ACTION ITEM:
Return the full listing below, unchanged.

[INPUT FOR THIS TASK Boundary: Start]

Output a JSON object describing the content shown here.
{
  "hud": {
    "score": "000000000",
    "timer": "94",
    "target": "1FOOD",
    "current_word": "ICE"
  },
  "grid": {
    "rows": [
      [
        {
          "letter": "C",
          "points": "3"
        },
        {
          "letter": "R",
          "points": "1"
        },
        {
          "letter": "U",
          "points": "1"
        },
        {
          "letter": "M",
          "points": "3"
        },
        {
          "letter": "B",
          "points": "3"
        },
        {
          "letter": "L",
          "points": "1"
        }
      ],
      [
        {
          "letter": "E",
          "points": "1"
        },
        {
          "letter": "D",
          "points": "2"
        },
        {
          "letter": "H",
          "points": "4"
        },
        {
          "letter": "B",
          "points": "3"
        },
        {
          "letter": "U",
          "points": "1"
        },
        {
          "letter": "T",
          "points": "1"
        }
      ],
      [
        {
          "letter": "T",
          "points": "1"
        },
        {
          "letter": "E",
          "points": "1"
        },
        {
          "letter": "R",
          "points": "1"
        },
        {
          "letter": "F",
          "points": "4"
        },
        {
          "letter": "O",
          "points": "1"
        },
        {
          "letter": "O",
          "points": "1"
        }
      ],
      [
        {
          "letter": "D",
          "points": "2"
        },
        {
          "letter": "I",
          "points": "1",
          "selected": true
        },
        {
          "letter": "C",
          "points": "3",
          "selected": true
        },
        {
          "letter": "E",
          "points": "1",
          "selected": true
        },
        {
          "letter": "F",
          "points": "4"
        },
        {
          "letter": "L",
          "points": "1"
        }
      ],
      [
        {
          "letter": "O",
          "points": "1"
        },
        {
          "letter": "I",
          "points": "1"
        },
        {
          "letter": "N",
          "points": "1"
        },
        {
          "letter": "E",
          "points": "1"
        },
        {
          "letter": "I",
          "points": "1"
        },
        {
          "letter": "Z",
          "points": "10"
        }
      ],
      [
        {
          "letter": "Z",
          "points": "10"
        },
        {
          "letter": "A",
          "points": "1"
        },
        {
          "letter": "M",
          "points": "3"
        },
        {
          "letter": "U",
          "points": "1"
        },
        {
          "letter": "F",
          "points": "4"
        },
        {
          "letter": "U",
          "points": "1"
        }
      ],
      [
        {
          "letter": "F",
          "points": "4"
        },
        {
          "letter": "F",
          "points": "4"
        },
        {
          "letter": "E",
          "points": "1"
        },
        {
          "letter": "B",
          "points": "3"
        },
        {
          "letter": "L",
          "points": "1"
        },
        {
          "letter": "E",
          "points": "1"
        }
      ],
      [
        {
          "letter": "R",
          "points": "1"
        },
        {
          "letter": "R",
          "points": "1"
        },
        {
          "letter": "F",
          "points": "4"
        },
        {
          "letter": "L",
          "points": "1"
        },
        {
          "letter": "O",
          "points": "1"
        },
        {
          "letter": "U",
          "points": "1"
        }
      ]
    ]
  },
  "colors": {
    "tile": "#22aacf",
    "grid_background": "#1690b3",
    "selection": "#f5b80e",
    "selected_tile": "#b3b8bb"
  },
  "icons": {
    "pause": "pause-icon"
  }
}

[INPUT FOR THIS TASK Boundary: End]

OUTPUT OF THE TASK:
Output a JSON object describing the content shown here.
{
  "hud": {
    "score": "000000000",
    "timer": "94",
    "target": "1FOOD",
    "current_word": "ICE"
  },
  "grid": {
    "rows": [
      [
        {
          "letter": "C",
          "points": "3"
        },
        {
          "letter": "R",
          "points": "1"
        },
        {
          "letter": "U",
          "points": "1"
        },
        {
          "letter": "M",
          "points": "3"
        },
        {
          "letter": "B",
          "points": "3"
        },
        {
          "letter": "L",
          "points": "1"
        }
      ],
      [
        {
          "letter": "E",
          "points": "1"
        },
        {
          "letter": "D",
          "points": "2"
        },
        {
          "letter": "H",
          "points": "4"
        },
        {
          "letter": "B",
          "points": "3"
        },
        {
          "letter": "U",
          "points": "1"
        },
        {
          "letter": "T",
          "points": "1"
        }
      ],
      [
        {
          "letter": "T",
          "points": "1"
        },
        {
          "letter": "E",
          "points": "1"
        },
        {
          "letter": "R",
          "points": "1"
        },
        {
          "letter": "F",
          "points": "4"
        },
        {
          "letter": "O",
          "points": "1"
        },
        {
          "letter": "O",
          "points": "1"
        }
      ],
      [
        {
          "letter": "D",
          "points": "2"
        },
        {
          "letter": "I",
          "points": "1",
          "selected": true
        },
        {
          "letter": "C",
          "points": "3",
          "selected": true
        },
        {
          "letter": "E",
          "points": "1",
          "selected": true
        },
        {
          "letter": "F",
          "points": "4"
        },
        {
          "letter": "L",
          "points": "1"
        }
      ],
      [
        {
          "letter": "O",
          "points": "1"
        },
        {
          "letter": "I",
          "points": "1"
        },
        {
          "letter": "N",
          "points": "1"
        },
        {
          "letter": "E",
          "points": "1"
        },
        {
          "letter": "I",
          "points": "1"
        },
        {
          "letter": "Z",
          "points": "10"
        }
      ],
      [
        {
          "letter": "Z",
          "points": "10"
        },
        {
          "letter": "A",
          "points": "1"
        },
        {
          "letter": "M",
          "points": "3"
        },
        {
          "letter": "U",
          "points": "1"
        },
        {
          "letter": "F",
          "points": "4"
        },
        {
          "letter": "U",
          "points": "1"
        }
      ],
      [
        {
          "letter": "F",
          "points": "4"
        },
        {
          "letter": "F",
          "points": "4"
        },
        {
          "letter": "E",
          "points": "1"
        },
        {
          "letter": "B",
          "points": "3"
        },
        {
          "letter": "L",
          "points": "1"
        },
        {
          "letter": "E",
          "points": "1"
        }
      ],
      [
        {
          "letter": "R",
          "points": "1"
        },
        {
          "letter": "R",
          "points": "1"
        },
        {
          "letter": "F",
          "points": "4"
        },
        {
          "letter": "L",
          "points": "1"
        },
        {
          "letter": "O",
          "points": "1"
        },
        {
          "letter": "U",
          "points": "1"
        }
      ]
    ]
  },
  "colors": {
    "tile": "#22aacf",
    "grid_background": "#1690b3",
    "selection": "#f5b80e",
    "selected_tile": "#b3b8bb"
  },
  "icons": {
    "pause": "pause-icon"
  }
}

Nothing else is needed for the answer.